Oct 08

Cool Stuff in Foreign Realms

Open Source projects are often like parallel worlds. People reach the same conclusions, attempt similar solutions and are typically blissfully unaware of each other’s existance.

Here are two projects that came to my attention this week:

  • Via Planet KDE I stumbled on Krazy. It’s neat if not somewhat depressing that even if C++ parsers are finally becoming accessible all this is still Perl.
  • Helpful comment on my previous entry pointed me to dead method hunting in OpenOffice.

Uncool Open Source Rant

Reason I switched to linux was because it seemed like a developer’s dream come true. Compilers are a package manager operation away (and generally aren’t tied to OS versions, I’m looking at you Apple), everything can be recompiled to address any particular concerns and there are crapload of weird languages to write your software in. This is especially awesome when compared to a typical proprietory software stack where one can’t easily fix problems that involve multiple components due to licensing issues or due to not having the code available(or due to not having the development environment available). So one would think that Linux distributions hold the ultimate software power: unlimited pass to modify their offering to their target audience’s content.

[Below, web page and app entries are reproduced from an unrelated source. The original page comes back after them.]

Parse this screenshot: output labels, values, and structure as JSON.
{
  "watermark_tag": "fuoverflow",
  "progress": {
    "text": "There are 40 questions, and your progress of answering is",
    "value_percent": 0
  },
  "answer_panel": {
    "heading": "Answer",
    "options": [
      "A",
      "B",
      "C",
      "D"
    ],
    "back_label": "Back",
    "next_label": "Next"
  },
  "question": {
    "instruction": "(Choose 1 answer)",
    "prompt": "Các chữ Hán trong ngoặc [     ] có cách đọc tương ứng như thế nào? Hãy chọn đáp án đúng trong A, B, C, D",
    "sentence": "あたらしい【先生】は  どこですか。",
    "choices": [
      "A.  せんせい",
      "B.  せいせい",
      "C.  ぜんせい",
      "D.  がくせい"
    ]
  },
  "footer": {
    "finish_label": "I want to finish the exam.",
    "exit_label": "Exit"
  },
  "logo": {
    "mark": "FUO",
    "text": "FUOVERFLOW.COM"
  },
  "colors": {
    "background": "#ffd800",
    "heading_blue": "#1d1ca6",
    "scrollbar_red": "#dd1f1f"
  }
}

Unfortunately my view of Linux ways is unrealistic. For example when people do friggin’ awesome work knocking down boot time to 5 seconds by hacking and slashing their way through the entire software stack involved in boottime delays, distributions claim that it’s not somethin they can seriously consider because they are too set in their ways of general purpose(and generally bloated) init systems and stock kernels(worst case: why can’t we recompile the kernel on the user’s machine or ship a couple of custom variations for common hardware out there). What’s the point of open source if we continue pretending that everything is a general purpose black box that doesn’t like to play together? It’s been two weeks and I haven’t seen a single distro bite the bullet and attempt to list 5 second boot in their goals. Come on guys, don’t you like to be challenged?

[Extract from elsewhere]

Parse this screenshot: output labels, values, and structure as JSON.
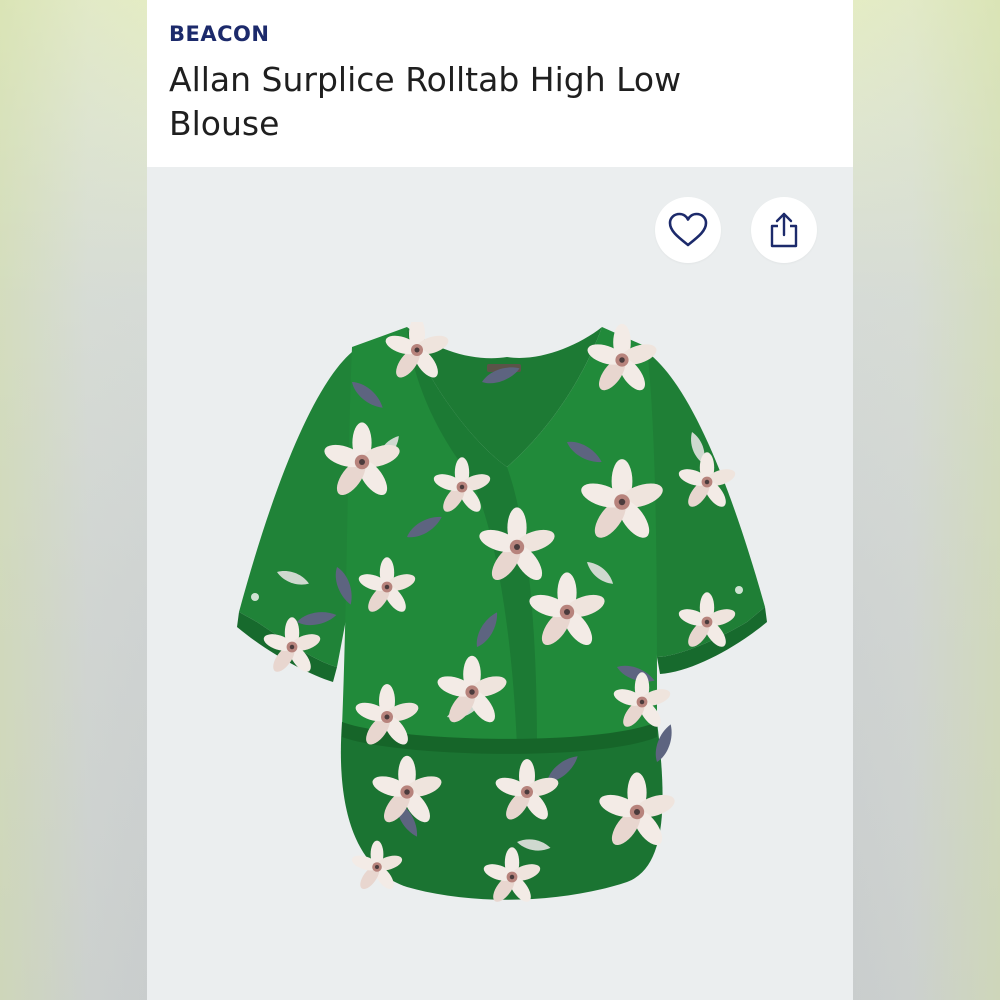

Hope someone proves me wrong.

Oct 08

“NOTE: This is not called YET. It’s just a placeholder for future changes.”

In my quest to rid Firefox of code that doesn’t do anything it is possible to screw up and delete a method that is only used by outside code. So far, I’ve hit a component that isn’t used in Firefox, methods that aren’t used in Firefox and methods that claim someone is about to use them (with a timestamp from 8 years ago). That and I discovered some code only appears to be used from BeOS or OS/2 specific ifdefs.

Not surprisingly, I had someone comment that I do some “dangerous shit”. Sure, I can see why someone would think that.

My protection: I use the try server to make sure that everything builds on supported platforms. On top of that every patch gets reviewed.

Furthermore, I would like to point out that methods that aren’t called within Firefox are less likely to be tested and correct. So if one leaves code that should only be called from other projects, it’d be appropriate if we had some unit tests for it, which would flag the code as in-use. That would let us move to the next level and setup a tinderbox to detect dead code as soon as it is orphaned.